I tend to be more oriented around tradition. Maybe it’s because of my being educated in a conservative private school. I don’t know. But I like sticking to the same old. And I admit that change is good for you, except sometimes too much change can ruin the entire thing.
So basically, I wasn’t a big fan of how the gods had changed in this book. But on the other hand, I did love our protagonist, Kate. Kate was pretty. Sweet. Nice. Caring. Determined. Devoted to her mother. At times, I paused and thought that she seemed a bit like a Mary Sue, except I truly did like her character. She was strong-willed, though not kick-butt like my other favorite heroines. But she was determined to keep her mother alive and to pass her test of becoming a goddess. And that’s what I loved most about her.

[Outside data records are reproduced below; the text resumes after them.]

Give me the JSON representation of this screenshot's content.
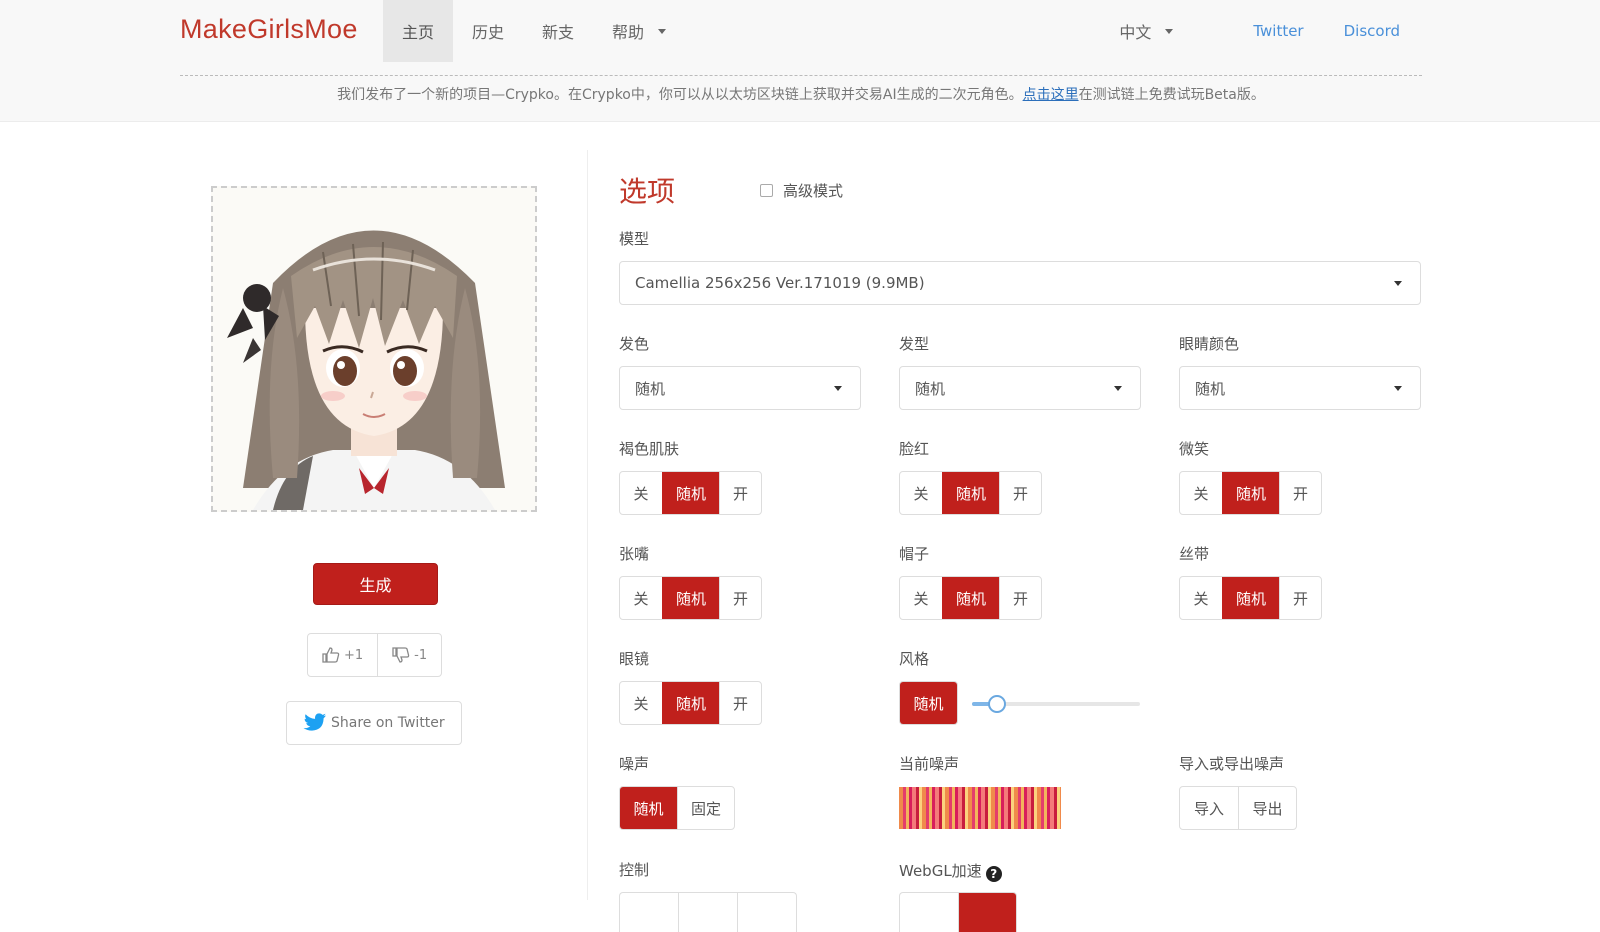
{
  "header": {
    "brand": "MakeGirlsMoe",
    "nav": [
      {
        "label": "主页",
        "active": true
      },
      {
        "label": "历史",
        "active": false
      },
      {
        "label": "新支",
        "active": false
      },
      {
        "label": "帮助",
        "active": false,
        "dropdown": true
      }
    ],
    "language": "中文",
    "links": [
      "Twitter",
      "Discord"
    ],
    "announcement": {
      "text": "我们发布了一个新的项目—Crypko。在Crypko中，你可以从以太坊区块链上获取并交易AI生成的二次元角色。",
      "link_text": "点击这里",
      "tail": "在测试链上免费试玩Beta版。"
    }
  },
  "left": {
    "generate_label": "生成",
    "upvote_label": "+1",
    "downvote_label": "-1",
    "share_label": "Share on Twitter"
  },
  "options": {
    "title": "选项",
    "advanced_label": "高级模式",
    "advanced_checked": false,
    "model": {
      "label": "模型",
      "value": "Camellia 256x256 Ver.171019 (9.9MB)"
    },
    "selects": [
      {
        "label": "发色",
        "value": "随机"
      },
      {
        "label": "发型",
        "value": "随机"
      },
      {
        "label": "眼睛颜色",
        "value": "随机"
      }
    ],
    "toggles": [
      {
        "label": "褐色肌肤",
        "options": [
          "关",
          "随机",
          "开"
        ],
        "selected": 1
      },
      {
        "label": "脸红",
        "options": [
          "关",
          "随机",
          "开"
        ],
        "selected": 1
      },
      {
        "label": "微笑",
        "options": [
          "关",
          "随机",
          "开"
        ],
        "selected": 1
      },
      {
        "label": "张嘴",
        "options": [
          "关",
          "随机",
          "开"
        ],
        "selected": 1
      },
      {
        "label": "帽子",
        "options": [
          "关",
          "随机",
          "开"
        ],
        "selected": 1
      },
      {
        "label": "丝带",
        "options": [
          "关",
          "随机",
          "开"
        ],
        "selected": 1
      },
      {
        "label": "眼镜",
        "options": [
          "关",
          "随机",
          "开"
        ],
        "selected": 1
      }
    ],
    "style": {
      "label": "风格",
      "button": "随机",
      "slider_value": 0.15
    },
    "noise": {
      "label": "噪声",
      "options": [
        "随机",
        "固定"
      ],
      "selected": 0
    },
    "current_noise_label": "当前噪声",
    "import_export": {
      "label": "导入或导出噪声",
      "options": [
        "导入",
        "导出"
      ]
    },
    "control_label": "控制",
    "webgl_label": "WebGL加速",
    "help_glyph": "?"
  },
  "colors": {
    "accent": "#c0201c",
    "brand": "#c0392b",
    "link": "#4a90d9",
    "header_bg": "#f8f8f8"
  }
}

I enjoyed the romance in this book between Kate and Henry, though I thought it was a little abrupt at first. These two had a rocky relationship at first, and suddenly they were kissing? I was just a bit surprised. But I took it well and read to the end, where I was left with the feeling that these two may have been meant for each other, despite their relationship’s complications.
Oh, and the mystery! The mystery! I’ve always been a big fan of mystery, and this book did not disappoint in that area. I always caught myself thinking, “Who’s killing all these girls trying to pass the test?” And when the murderer was finally revealed, I admit that I was surprised. Never would I have suspected that (ahem) would be the one behind all these killings!
The Goddess Test was a very modern take on ancient Greek mythology. Even with its ups and downs, I loved watching as one determined girl fell in love and showed the nature of a true goddess.
Source: ARC/galley received from publisher for review
Become immortal or die trying.
It's always been just Kate and her mum - and her mother is dying. Her last wish? To move back to her childhood home. So Kate's going to start at a new school with no friends, no other family and the fear her mother won't live past the fall.
Then she meets Henry. Dark. Tortured. And mesmerising. He claims to be Hades, god of the Underworld - and if she accepts his bargain, he'll keep her mother alive while Kate tries to pass seven tests.
Kate is sure he's crazy - until she sees him bring a girl back from the dead. Now saving her mother seems crazily possible. If she succeeds, she'll become Henry's future bride, and a goddess.
At first I wasn't keen on reading The Goddess Test because of some of the reviews I had read, but I actually really enjoyed reading this book! I loved Aimee Carter's modern twist Greek mythology! My favourite character was Diana Winters, Kate's mum was my favourite character because despite everything that appears to be going on in her life she still has time to listen to her daughter's worries & problems. Diana was also my favourite character because of her determination and faith. I really like the cover of The Goddess Test! The image alone is great, but coupled with the text and the Greek patterns it's amazing and suits the book perfectly!
Available at Amazon.co.uk.